In a statement to the court, his GP, Dr Alan Vincent, said Mr Morgan had made a serious suicide attempt in March 1999, taking an overdose of anti-depressants.

His friends insisted, however, that he would never have done such a thing. Jean Maby said: "My perception of the number of pills he took was that it was grossly exaggerated by him. It was a dramatic cry for help. It was too staged. It was too elegantly done to be serious." She was convinced, as were other friends, that he had fallen from his bathroom window while trying to get some air during one of the asthma attacks from which he suffered.

Mrs Fletcher insisted: "John loved life. He would not have bought so many beautiful things if he didn't love life."

She added: "All people knew he was quite vain about his appearance. If he was contemplating taking his own life he would want to be dressed in a dignified way."

Yet she admitted that in the days before his death Mr Morgan had been "in a flap" once again about finances and, in particular, his decision to buy a flat in Cadogan Square. "He was very distressed and had gone off the idea of buying. He was terrified he would get behind with payments," she said.

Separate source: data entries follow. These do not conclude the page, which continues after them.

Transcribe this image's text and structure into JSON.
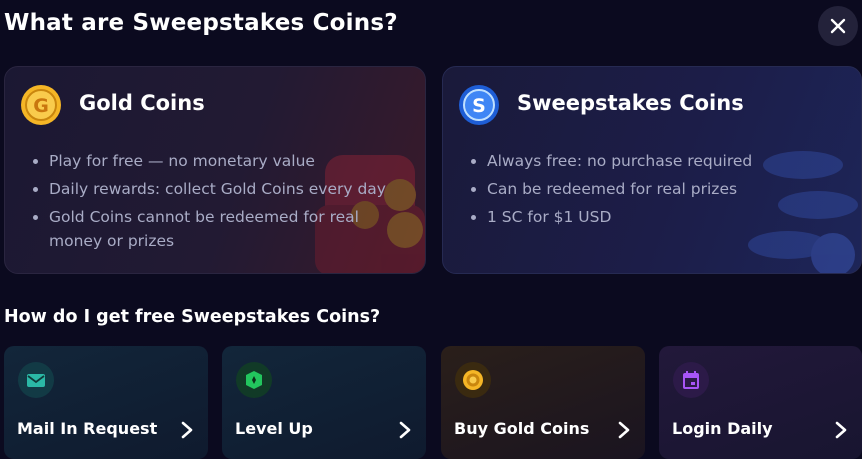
{
  "modal": {
    "title": "What are Sweepstakes Coins?",
    "close_icon": "close-icon"
  },
  "cards": [
    {
      "title": "Gold Coins",
      "icon": "gold-coin-icon",
      "accent": "#f5b626",
      "bullets": [
        "Play for free — no monetary value",
        "Daily rewards: collect Gold Coins every day",
        "Gold Coins cannot be redeemed for real money or prizes"
      ]
    },
    {
      "title": "Sweepstakes Coins",
      "icon": "sweepstakes-coin-icon",
      "accent": "#2f7ef0",
      "bullets": [
        "Always free: no purchase required",
        "Can be redeemed for real prizes",
        "1 SC for $1 USD"
      ]
    }
  ],
  "how_to": {
    "title": "How do I get free Sweepstakes Coins?",
    "actions": [
      {
        "label": "Mail In Request",
        "icon": "mail-icon",
        "color": "#2bb8a6"
      },
      {
        "label": "Level Up",
        "icon": "level-badge-icon",
        "color": "#22c55e"
      },
      {
        "label": "Buy Gold Coins",
        "icon": "gold-coin-icon",
        "color": "#f5b626"
      },
      {
        "label": "Login Daily",
        "icon": "calendar-icon",
        "color": "#a855f7"
      }
    ]
  }
}
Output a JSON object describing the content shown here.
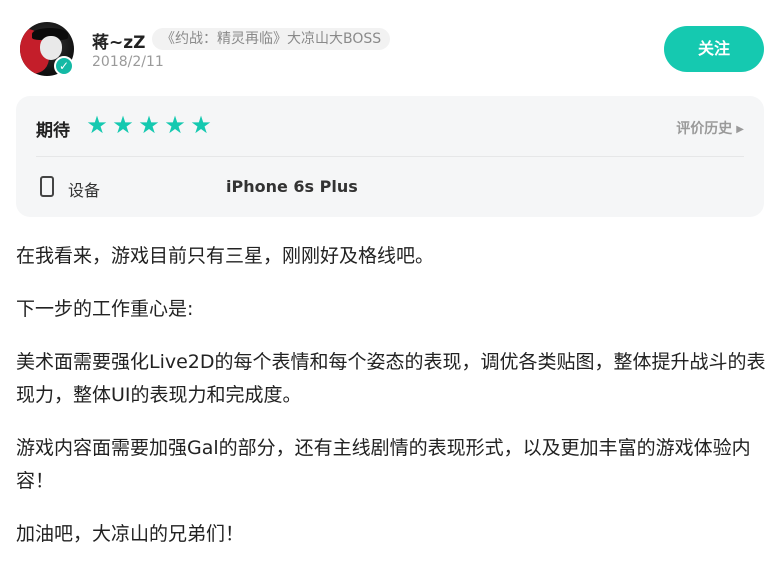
{
  "header": {
    "username": "蒋~zZ",
    "title_tag": "《约战：精灵再临》大凉山大BOSS",
    "date": "2018/2/11",
    "follow_label": "关注",
    "verify_mark": "✓"
  },
  "rating": {
    "label": "期待",
    "stars": 5,
    "max_stars": 5,
    "star_glyph": "★",
    "star_color": "#15c9b0",
    "history_label": "评价历史",
    "history_arrow": "▶"
  },
  "device": {
    "icon": "phone-icon",
    "label": "设备",
    "value": "iPhone 6s Plus"
  },
  "review": {
    "paragraphs": [
      "在我看来，游戏目前只有三星，刚刚好及格线吧。",
      "下一步的工作重心是:",
      "美术面需要强化Live2D的每个表情和每个姿态的表现，调优各类贴图，整体提升战斗的表现力，整体UI的表现力和完成度。",
      "游戏内容面需要加强Gal的部分，还有主线剧情的表现形式，以及更加丰富的游戏体验内容！",
      "加油吧，大凉山的兄弟们！"
    ]
  },
  "colors": {
    "accent": "#15c9b0",
    "card_bg": "#f5f6f7",
    "muted": "#9a9a9a"
  }
}
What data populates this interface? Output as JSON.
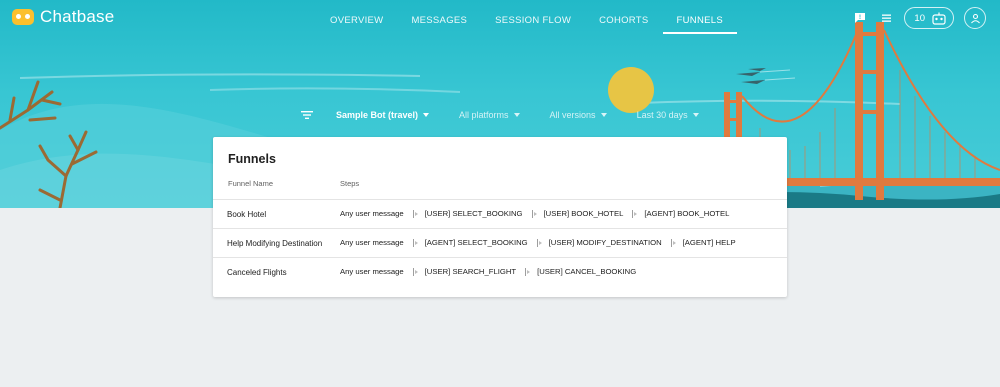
{
  "app": {
    "name": "Chatbase"
  },
  "colors": {
    "sky": "#38c6d3",
    "bridge": "#e07a3f",
    "sun": "#e7c545",
    "accent_logo": "#fbc02d"
  },
  "nav": {
    "tabs": [
      {
        "label": "OVERVIEW",
        "active": false
      },
      {
        "label": "MESSAGES",
        "active": false
      },
      {
        "label": "SESSION FLOW",
        "active": false
      },
      {
        "label": "COHORTS",
        "active": false
      },
      {
        "label": "FUNNELS",
        "active": true
      }
    ]
  },
  "header": {
    "feedback_icon": "feedback-icon",
    "docs_icon": "docs-icon",
    "credits_count": "10",
    "bot_icon": "bot-icon",
    "account_icon": "account-icon"
  },
  "filters": {
    "icon": "filter-icon",
    "bot": "Sample Bot (travel)",
    "platforms": "All platforms",
    "versions": "All versions",
    "range": "Last 30 days"
  },
  "funnels": {
    "title": "Funnels",
    "columns": {
      "name": "Funnel Name",
      "steps": "Steps"
    },
    "rows": [
      {
        "name": "Book Hotel",
        "steps": [
          "Any user message",
          "[USER] SELECT_BOOKING",
          "[USER] BOOK_HOTEL",
          "[AGENT] BOOK_HOTEL"
        ]
      },
      {
        "name": "Help Modifying Destination",
        "steps": [
          "Any user message",
          "[AGENT] SELECT_BOOKING",
          "[USER] MODIFY_DESTINATION",
          "[AGENT] HELP"
        ]
      },
      {
        "name": "Canceled Flights",
        "steps": [
          "Any user message",
          "[USER] SEARCH_FLIGHT",
          "[USER] CANCEL_BOOKING"
        ]
      }
    ]
  }
}
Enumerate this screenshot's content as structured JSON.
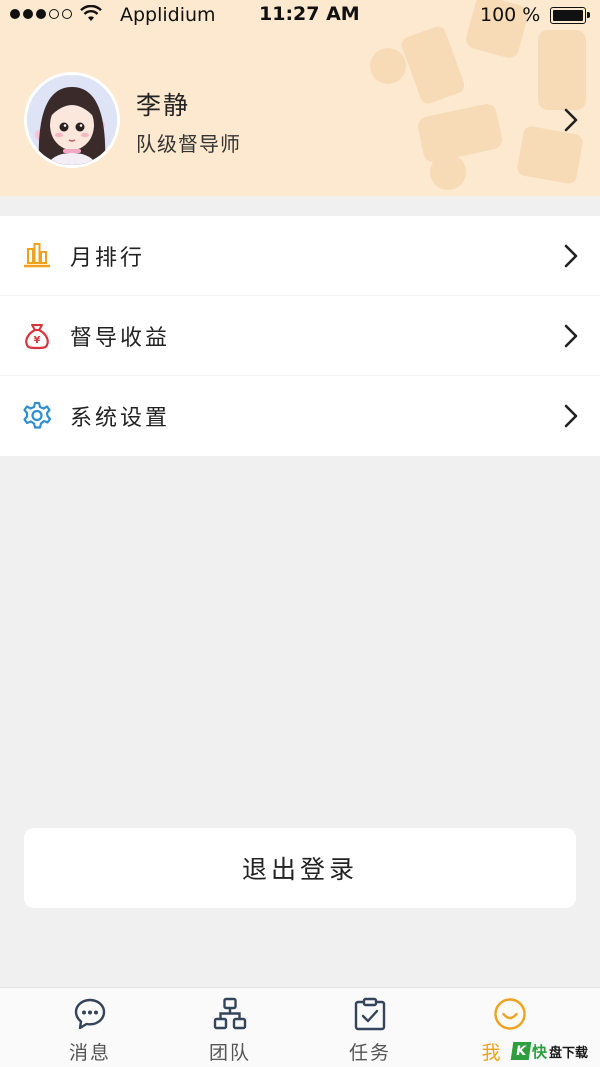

Detective Inspector David Morgan told the inquest he was convinced, from the location of the body and the fact that the dead man's flat had been locked from the inside, that Mr Morgan had jumped from the bathroom window.

Dr Knapman said he could not be sure. He added: "John Morgan played a significant part in encouraging good manners at the present time when this does not seem to be so fashionable, unfortunately.

"He will be missed, not only by those who knew him personally but also by those who felt they knew him through his written words in all their elegant, fastidious detail."